- _WORK INSTRUCTION_
From the material below, tally every line containing "States"; reply with the total only.

- _RECORDED INFORMATION_
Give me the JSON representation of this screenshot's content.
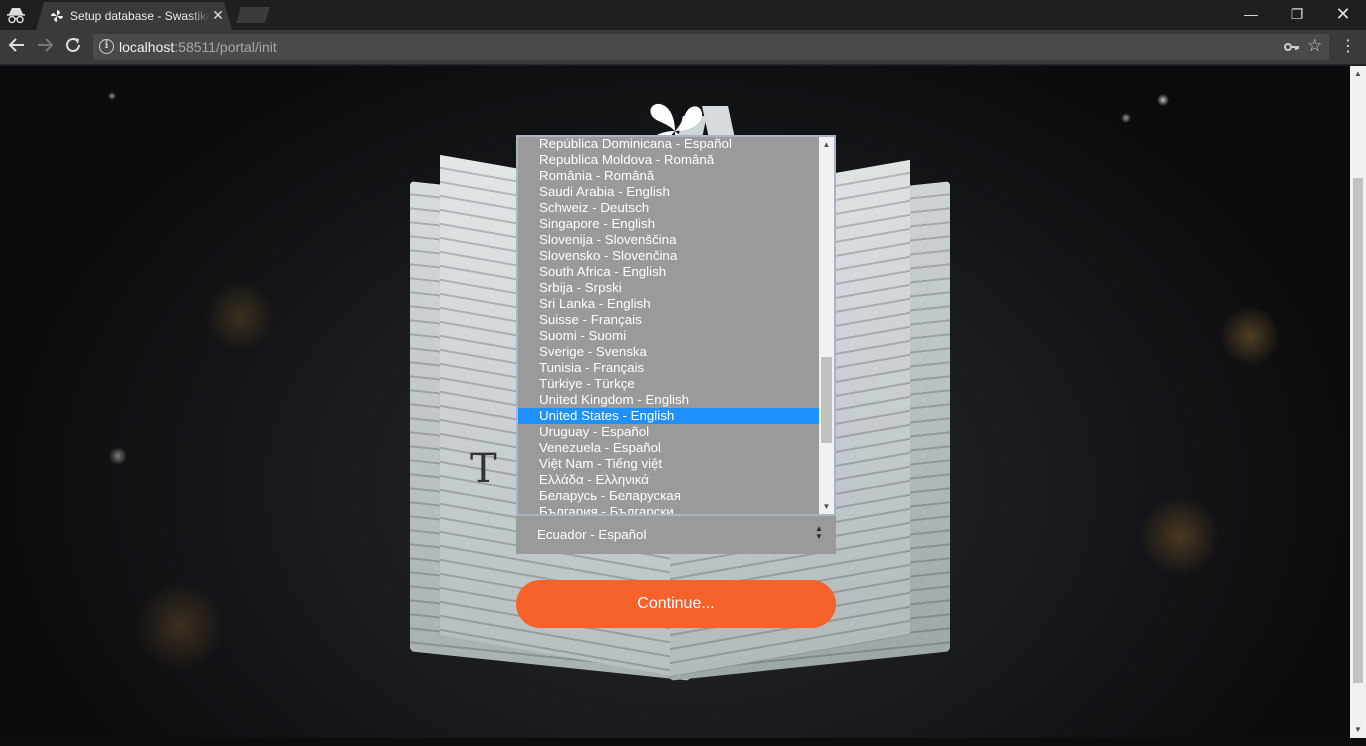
{
  "browser": {
    "tab_title": "Setup database - Swastika",
    "tab_close": "✕",
    "url_host": "localhost",
    "url_path": ":58511/portal/init"
  },
  "icons": {
    "incognito": "incognito-icon",
    "back": "arrow-left-icon",
    "forward": "arrow-right-icon",
    "reload": "reload-icon",
    "info": "info-icon",
    "key": "key-icon",
    "star": "star-icon",
    "menu": "kebab-menu-icon",
    "logo": "swirl-logo-icon"
  },
  "listbox": {
    "items": [
      "República Dominicana - Español",
      "Republica Moldova - Română",
      "România - Română",
      "Saudi Arabia - English",
      "Schweiz - Deutsch",
      "Singapore - English",
      "Slovenija - Slovenščina",
      "Slovensko - Slovenčina",
      "South Africa - English",
      "Srbija - Srpski",
      "Sri Lanka - English",
      "Suisse - Français",
      "Suomi - Suomi",
      "Sverige - Svenska",
      "Tunisia - Français",
      "Türkiye - Türkçe",
      "United Kingdom - English",
      "United States - English",
      "Uruguay - Español",
      "Venezuela - Español",
      "Việt Nam - Tiếng việt",
      "Ελλάδα - Ελληνικά",
      "Беларусь - Беларуская",
      "България - Български"
    ],
    "selected_item": "United States - English"
  },
  "culture_select": {
    "value": "Ecuador - Español"
  },
  "continue_label": "Continue...",
  "colors": {
    "accent": "#f7622b",
    "selection": "#1e90ff",
    "field_bg": "#9a9a9a"
  }
}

- _SOLUTION TO THIS EXERCISE_
2